It’s understandable that police are on edge; I get that. Every time they walk up to a car, they don’t know if the person in that car has a gun and is planning to shoot them. That much adrenaline has to screw with your system. But that is no excuse for killing someone who is already subdued and/or compliant. And like I said, one reason they are so tense is because anyone can easily get a gun and point it at them. We have two problems that must be dealt with, well beyond offering thoughts and prayers and declaring your support for victims.
We have to treat this like an urgent situation because it is. Stop putting it on the back burner and claiming we can’t do anything about it. Of course, we can. We have two major political parties in this country; one of them will never pass a gun bill, including one that is supported by 90% of us. The other will happily pass that and more. One party passed an assault weapons ban, the other one let it expire and refuses to revisit it. Yes, there are a few Democrats who are a little too cozy with the NRA, but it’s only a few and if they actually block anything that needs to be passed, we replace them. However, replacing them won’t work if the majority is dead set against any gun control as a matter of problem. We need a government that is willing to address this problem and that rejects the absolutist view of the Second Amendment, in which the right to bear arms is the only unlimited right protected by the Constitution. (We can’t say “fuck” on the radio, but a terrorist can build an arsenal. See the problem?)
Police should not be allowed to kill anyone who is unarmed for any reason. Period. They should not be allowed to treat People of Color differently than white people. They should be constantly trained to respect people and to understand the communities they “protect and serve” and stop acting like authoritarians. Police should know that they work for the community, not the other way around, and their fellow officers should feel safe and secure in reporting corruption, racism, sexism and the like.
On the other hand, we should also protect police. Most of us know that we could never do their job, and we should appreciate them for that. (Appreciate, not worship!) They deal with a lot of shit on our behalf and they have to deal with the worst elements of society so that we don’t have to. One way to protect them would be to make it harder for bad people to get weapons that make it easy to kill police.
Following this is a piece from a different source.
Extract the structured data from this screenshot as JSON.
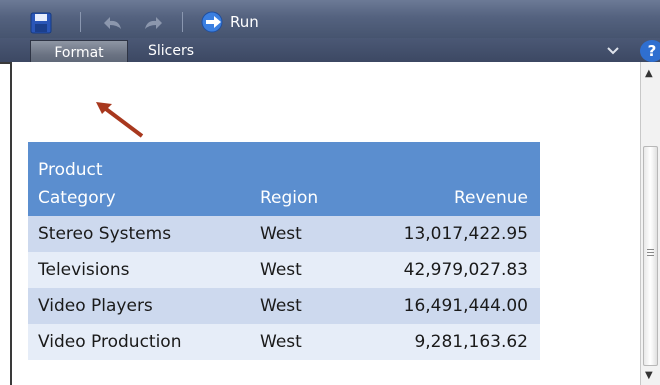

Again, gun control isn’t about the guns, it’s about keeping them away from people who shouldn’t have them. I feel bad whenever anyone is killed because I know for a fact that we’re not doing everything we can to prevent it. In fact, we do nothing to prevent it. And that is purely shameful.